Research

EEOB Ph.D. student Mael Glon is using the crayfish collection of The Ohio State University Museum of Biological Diversity (OSUMBD) to conduct research on burrowing crayfishes. Burrowing crayfishes are similar to the crayfishes that are commonly encountered in streams and lakes, except that they have adapted to survive in areas where surface water is only intermittently present and sometimes entirely absent. These crayfishes still need access to water for essential life functions, however, so they dig burrows down to ground water. These burrows can be as deep as five meters and are often very complex with several different openings and chambers. Importantly, burrowing crayfish burrows serve as refugia for many other animals such as the Federally-Endangered Hine’s emerald dragonfly, Somatochlora hineana, and the Federally-Threatened eastern massasauga rattlesnake, Sistrurus catenatus, and increase soil respiration.

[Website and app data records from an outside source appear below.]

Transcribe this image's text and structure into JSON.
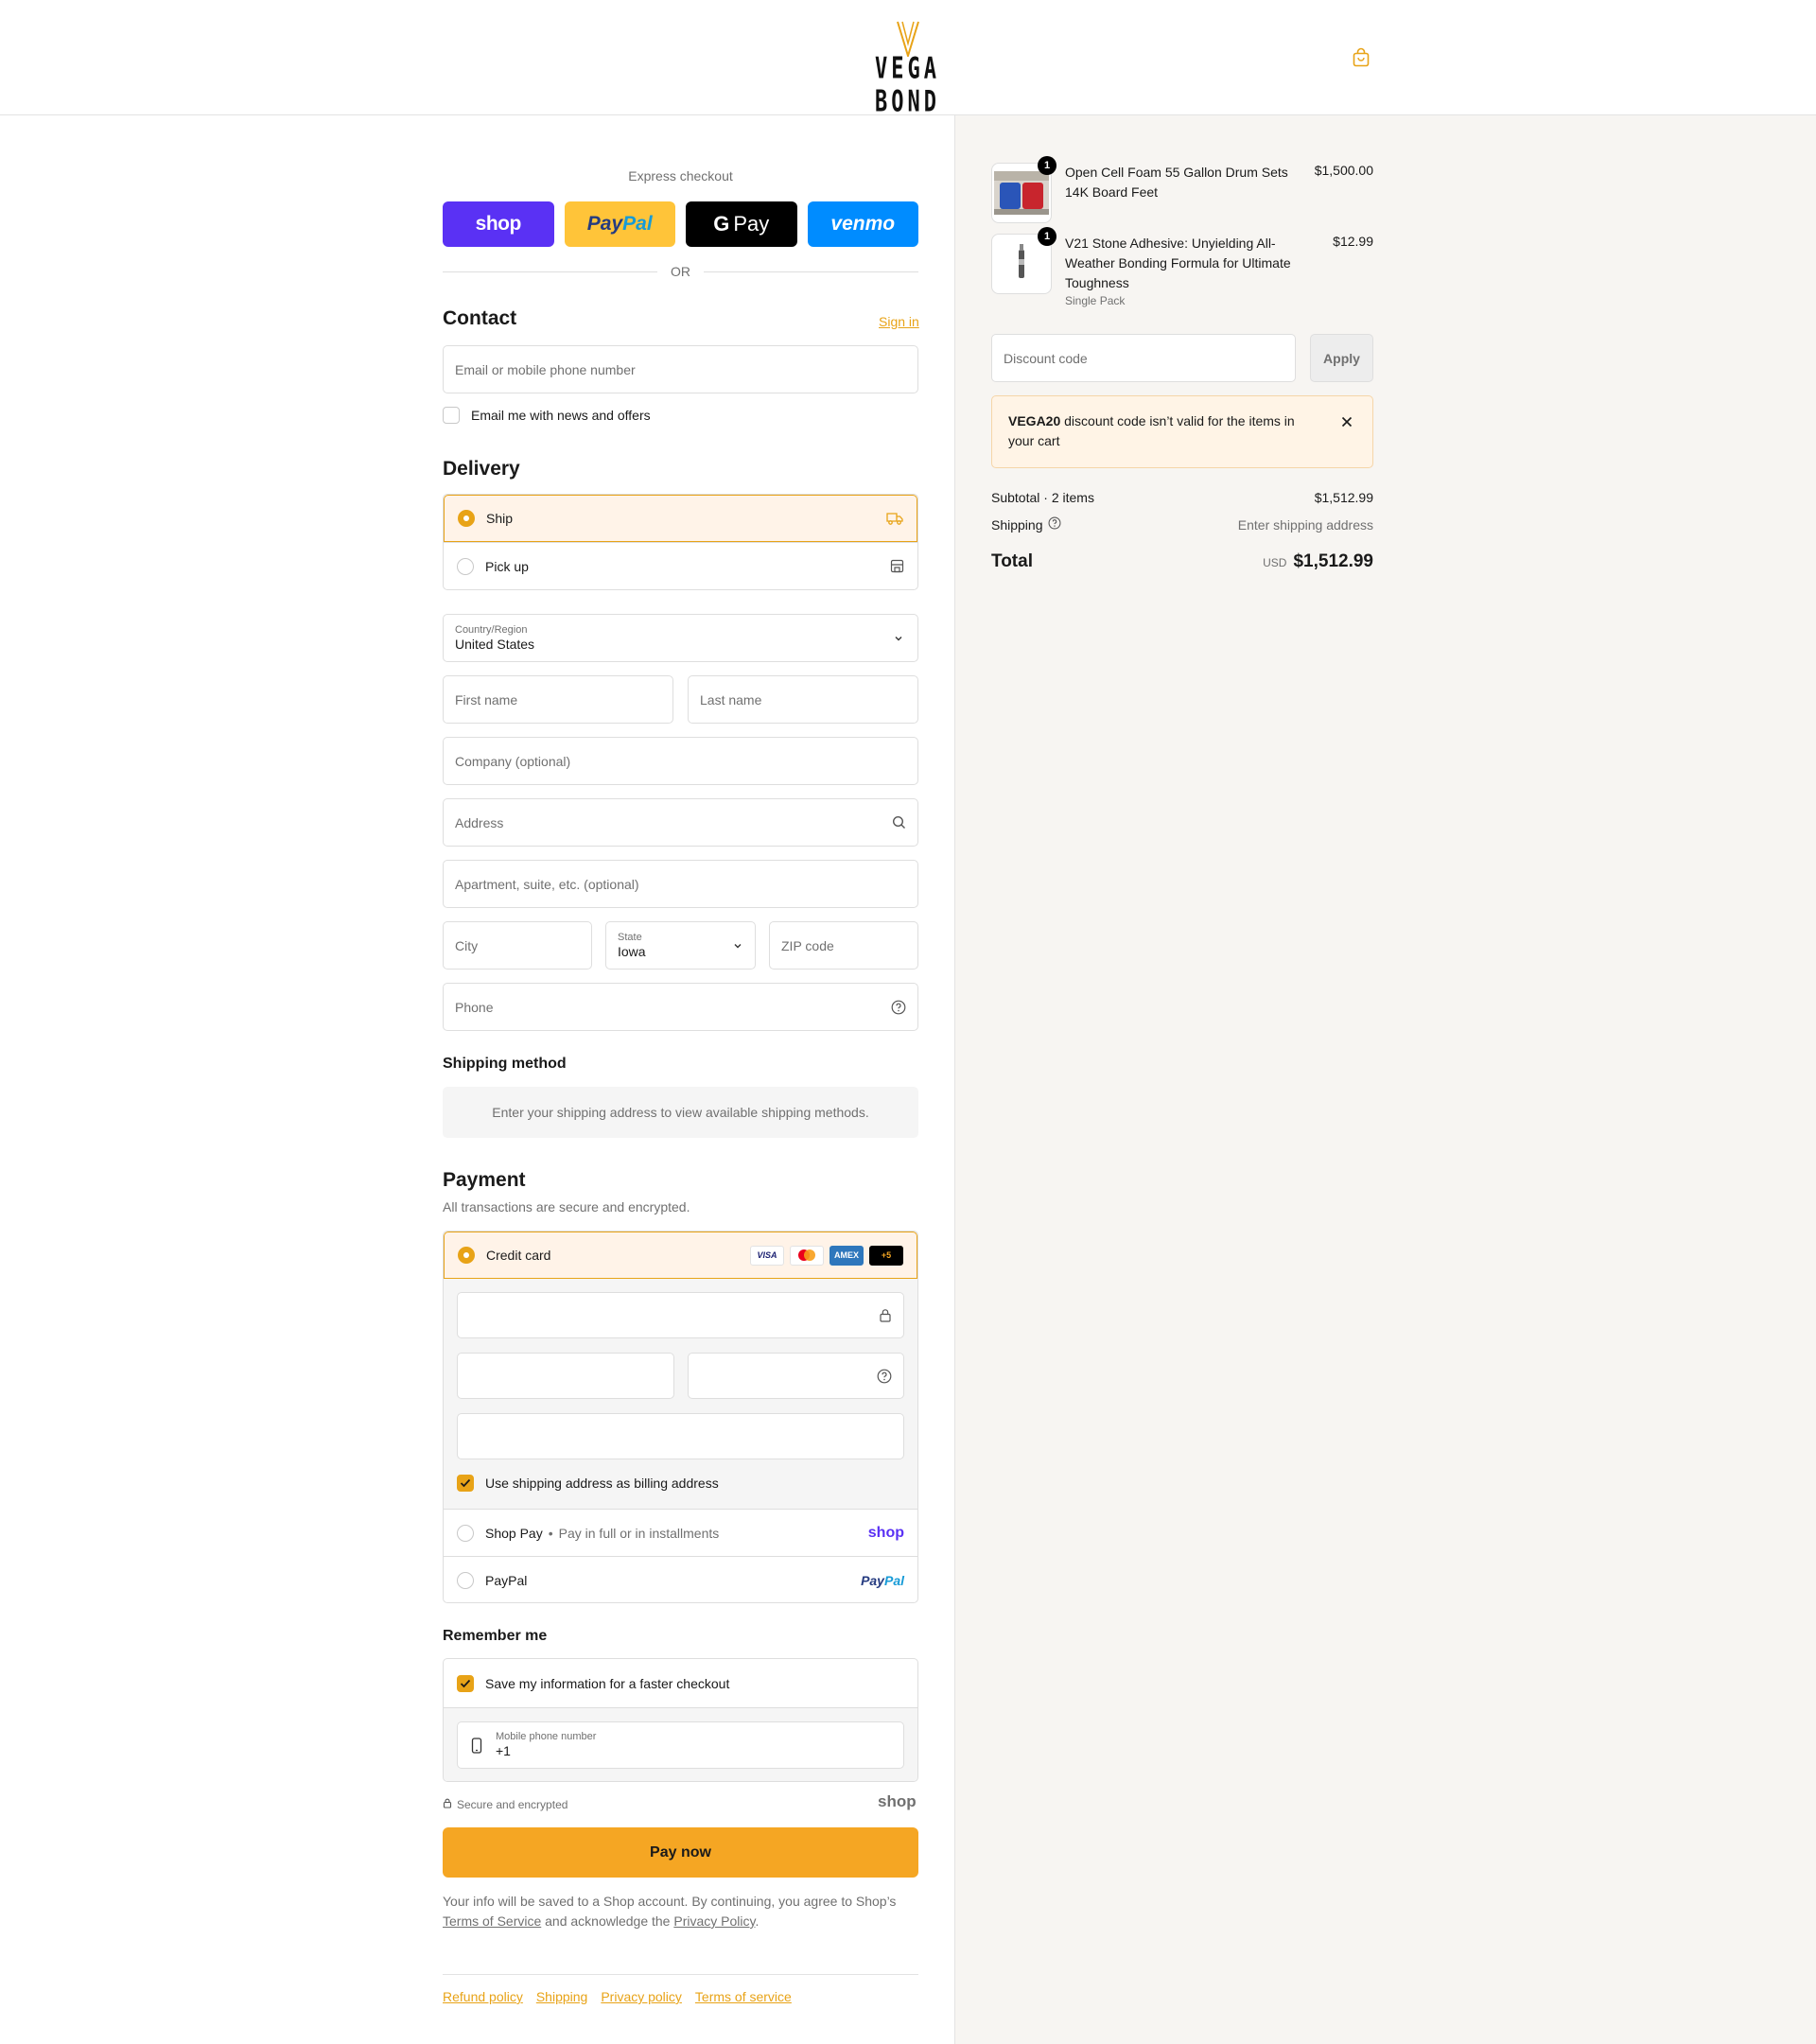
{
  "brand": {
    "logo_text": "VEGA BOND",
    "accent": "#e8a317"
  },
  "express": {
    "title": "Express checkout",
    "buttons": {
      "shop": "shop",
      "paypal_1": "Pay",
      "paypal_2": "Pal",
      "gpay_g": "G",
      "gpay": "Pay",
      "venmo": "venmo"
    },
    "or": "OR"
  },
  "contact": {
    "title": "Contact",
    "signin": "Sign in",
    "email_placeholder": "Email or mobile phone number",
    "newsletter": "Email me with news and offers"
  },
  "delivery": {
    "title": "Delivery",
    "options": [
      {
        "label": "Ship",
        "selected": true
      },
      {
        "label": "Pick up",
        "selected": false
      }
    ],
    "country_label": "Country/Region",
    "country_value": "United States",
    "first_name": "First name",
    "last_name": "Last name",
    "company": "Company (optional)",
    "address": "Address",
    "apartment": "Apartment, suite, etc. (optional)",
    "city": "City",
    "state_label": "State",
    "state_value": "Iowa",
    "zip": "ZIP code",
    "phone": "Phone"
  },
  "shipping_method": {
    "title": "Shipping method",
    "notice": "Enter your shipping address to view available shipping methods."
  },
  "payment": {
    "title": "Payment",
    "subtitle": "All transactions are secure and encrypted.",
    "credit_card": "Credit card",
    "cards": {
      "visa": "VISA",
      "amex": "AMEX",
      "more": "+5"
    },
    "billing_same": "Use shipping address as billing address",
    "shop_pay": "Shop Pay",
    "shop_pay_sep": "•",
    "shop_pay_desc": "Pay in full or in installments",
    "shop_pay_logo": "shop",
    "paypal": "PayPal",
    "paypal_logo_1": "Pay",
    "paypal_logo_2": "Pal"
  },
  "remember": {
    "title": "Remember me",
    "save": "Save my information for a faster checkout",
    "mobile_label": "Mobile phone number",
    "mobile_value": "+1",
    "secure": "Secure and encrypted",
    "shop_logo": "shop"
  },
  "pay_now": "Pay now",
  "legal": {
    "text_1": "Your info will be saved to a Shop account. By continuing, you agree to Shop’s",
    "tos": "Terms of Service",
    "text_2": "and acknowledge the",
    "privacy": "Privacy Policy",
    "text_3": "."
  },
  "footer": {
    "links": [
      "Refund policy",
      "Shipping",
      "Privacy policy",
      "Terms of service"
    ]
  },
  "cart": {
    "items": [
      {
        "name": "Open Cell Foam 55 Gallon Drum Sets 14K Board Feet",
        "variant": "",
        "qty": "1",
        "price": "$1,500.00"
      },
      {
        "name": "V21 Stone Adhesive: Unyielding All-Weather Bonding Formula for Ultimate Toughness",
        "variant": "Single Pack",
        "qty": "1",
        "price": "$12.99"
      }
    ],
    "discount_placeholder": "Discount code",
    "apply": "Apply",
    "error_code": "VEGA20",
    "error_text": "discount code isn’t valid for the items in your cart",
    "subtotal_label": "Subtotal · 2 items",
    "subtotal_value": "$1,512.99",
    "shipping_label": "Shipping",
    "shipping_value": "Enter shipping address",
    "total_label": "Total",
    "total_currency": "USD",
    "total_value": "$1,512.99"
  }
}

Mael’s specific project is a phylogenetic revision of the Cambarus diogenes  species complex or "devil crayfish." The devil crayfish are burrowing crayfish found in >30 states and in Canada, making it one of the most widespread North American crayfishes. However, this species has long been suspected of being a species complex, consisting of several closely-related but phylogenetically distinct species. Researchers have chipped away at this complex, describing species that were once considered variations of the devil crayfish such as the little brown mudbug, C. thomai, and the painted hand mudbug, C. polychromatus (mudbug is synonymous with crayfish). However, much work remains to tease apart this complex and elucidate the species diversity within it. Finding burrowing crayfishes in the field is generally straight forward, accomplished by looking for the telltale chimneys that they build out of dirt at the mouths of their burrows. Catching these crayfishes, however, is another matter, often requiring laborious digging. For this reason, and because the devil crayfish complex is so widespread, it is essential for Mael to supplement his field samples with preserved specimens from the OSUMBD in order to attain adequately high resolution to successfully complete his project.

 

1